What to do> In full and without change, return each entry.

Recorded information>
+ + +
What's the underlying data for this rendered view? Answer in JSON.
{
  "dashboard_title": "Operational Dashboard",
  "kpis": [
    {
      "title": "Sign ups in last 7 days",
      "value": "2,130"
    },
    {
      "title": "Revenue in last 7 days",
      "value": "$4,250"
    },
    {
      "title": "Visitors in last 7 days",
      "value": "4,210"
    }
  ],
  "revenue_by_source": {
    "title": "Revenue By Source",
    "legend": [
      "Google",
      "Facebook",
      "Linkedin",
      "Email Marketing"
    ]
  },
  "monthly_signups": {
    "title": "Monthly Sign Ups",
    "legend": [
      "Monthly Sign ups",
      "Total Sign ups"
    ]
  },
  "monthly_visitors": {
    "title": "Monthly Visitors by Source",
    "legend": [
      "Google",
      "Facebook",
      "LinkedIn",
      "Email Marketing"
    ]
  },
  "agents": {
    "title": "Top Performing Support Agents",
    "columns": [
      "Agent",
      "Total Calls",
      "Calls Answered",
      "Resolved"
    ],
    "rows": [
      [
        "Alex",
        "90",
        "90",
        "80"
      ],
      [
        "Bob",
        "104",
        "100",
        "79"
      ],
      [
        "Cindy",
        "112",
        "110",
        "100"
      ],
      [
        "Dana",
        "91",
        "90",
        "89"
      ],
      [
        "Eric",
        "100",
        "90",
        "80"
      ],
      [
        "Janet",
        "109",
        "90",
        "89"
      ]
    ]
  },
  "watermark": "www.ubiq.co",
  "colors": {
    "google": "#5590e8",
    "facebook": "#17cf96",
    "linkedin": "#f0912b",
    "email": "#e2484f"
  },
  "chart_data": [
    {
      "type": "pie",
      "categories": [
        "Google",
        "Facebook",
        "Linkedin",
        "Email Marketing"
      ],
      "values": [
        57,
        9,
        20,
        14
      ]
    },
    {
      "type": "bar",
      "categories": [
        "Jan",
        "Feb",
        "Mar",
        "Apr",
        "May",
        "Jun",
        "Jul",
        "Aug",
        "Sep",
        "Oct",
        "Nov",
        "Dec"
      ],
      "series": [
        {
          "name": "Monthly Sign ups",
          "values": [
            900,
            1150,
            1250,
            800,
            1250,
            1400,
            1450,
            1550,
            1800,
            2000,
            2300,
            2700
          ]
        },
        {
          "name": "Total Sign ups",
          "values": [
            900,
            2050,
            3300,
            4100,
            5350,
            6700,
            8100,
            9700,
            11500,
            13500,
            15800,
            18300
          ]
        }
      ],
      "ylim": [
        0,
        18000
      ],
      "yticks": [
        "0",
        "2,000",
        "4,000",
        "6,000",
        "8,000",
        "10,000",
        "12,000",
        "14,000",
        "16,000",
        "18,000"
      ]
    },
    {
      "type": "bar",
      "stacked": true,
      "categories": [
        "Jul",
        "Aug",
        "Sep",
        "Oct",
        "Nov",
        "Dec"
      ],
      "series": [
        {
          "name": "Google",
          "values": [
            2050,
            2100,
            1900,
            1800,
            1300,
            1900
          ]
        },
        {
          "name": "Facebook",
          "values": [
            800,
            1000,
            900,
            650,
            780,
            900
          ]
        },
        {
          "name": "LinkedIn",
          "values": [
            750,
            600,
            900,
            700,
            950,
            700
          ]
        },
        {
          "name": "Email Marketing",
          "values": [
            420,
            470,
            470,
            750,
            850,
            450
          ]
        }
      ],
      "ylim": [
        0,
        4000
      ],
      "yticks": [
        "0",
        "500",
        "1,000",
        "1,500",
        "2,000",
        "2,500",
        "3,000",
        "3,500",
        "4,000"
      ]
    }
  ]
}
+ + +
Output below>
What's the underlying data for this rendered view? Answer in JSON.
{
  "dashboard_title": "Operational Dashboard",
  "kpis": [
    {
      "title": "Sign ups in last 7 days",
      "value": "2,130"
    },
    {
      "title": "Revenue in last 7 days",
      "value": "$4,250"
    },
    {
      "title": "Visitors in last 7 days",
      "value": "4,210"
    }
  ],
  "revenue_by_source": {
    "title": "Revenue By Source",
    "legend": [
      "Google",
      "Facebook",
      "Linkedin",
      "Email Marketing"
    ]
  },
  "monthly_signups": {
    "title": "Monthly Sign Ups",
    "legend": [
      "Monthly Sign ups",
      "Total Sign ups"
    ]
  },
  "monthly_visitors": {
    "title": "Monthly Visitors by Source",
    "legend": [
      "Google",
      "Facebook",
      "LinkedIn",
      "Email Marketing"
    ]
  },
  "agents": {
    "title": "Top Performing Support Agents",
    "columns": [
      "Agent",
      "Total Calls",
      "Calls Answered",
      "Resolved"
    ],
    "rows": [
      [
        "Alex",
        "90",
        "90",
        "80"
      ],
      [
        "Bob",
        "104",
        "100",
        "79"
      ],
      [
        "Cindy",
        "112",
        "110",
        "100"
      ],
      [
        "Dana",
        "91",
        "90",
        "89"
      ],
      [
        "Eric",
        "100",
        "90",
        "80"
      ],
      [
        "Janet",
        "109",
        "90",
        "89"
      ]
    ]
  },
  "watermark": "www.ubiq.co",
  "colors": {
    "google": "#5590e8",
    "facebook": "#17cf96",
    "linkedin": "#f0912b",
    "email": "#e2484f"
  },
  "chart_data": [
    {
      "type": "pie",
      "categories": [
        "Google",
        "Facebook",
        "Linkedin",
        "Email Marketing"
      ],
      "values": [
        57,
        9,
        20,
        14
      ]
    },
    {
      "type": "bar",
      "categories": [
        "Jan",
        "Feb",
        "Mar",
        "Apr",
        "May",
        "Jun",
        "Jul",
        "Aug",
        "Sep",
        "Oct",
        "Nov",
        "Dec"
      ],
      "series": [
        {
          "name": "Monthly Sign ups",
          "values": [
            900,
            1150,
            1250,
            800,
            1250,
            1400,
            1450,
            1550,
            1800,
            2000,
            2300,
            2700
          ]
        },
        {
          "name": "Total Sign ups",
          "values": [
            900,
            2050,
            3300,
            4100,
            5350,
            6700,
            8100,
            9700,
            11500,
            13500,
            15800,
            18300
          ]
        }
      ],
      "ylim": [
        0,
        18000
      ],
      "yticks": [
        "0",
        "2,000",
        "4,000",
        "6,000",
        "8,000",
        "10,000",
        "12,000",
        "14,000",
        "16,000",
        "18,000"
      ]
    },
    {
      "type": "bar",
      "stacked": true,
      "categories": [
        "Jul",
        "Aug",
        "Sep",
        "Oct",
        "Nov",
        "Dec"
      ],
      "series": [
        {
          "name": "Google",
          "values": [
            2050,
            2100,
            1900,
            1800,
            1300,
            1900
          ]
        },
        {
          "name": "Facebook",
          "values": [
            800,
            1000,
            900,
            650,
            780,
            900
          ]
        },
        {
          "name": "LinkedIn",
          "values": [
            750,
            600,
            900,
            700,
            950,
            700
          ]
        },
        {
          "name": "Email Marketing",
          "values": [
            420,
            470,
            470,
            750,
            850,
            450
          ]
        }
      ],
      "ylim": [
        0,
        4000
      ],
      "yticks": [
        "0",
        "500",
        "1,000",
        "1,500",
        "2,000",
        "2,500",
        "3,000",
        "3,500",
        "4,000"
      ]
    }
  ]
}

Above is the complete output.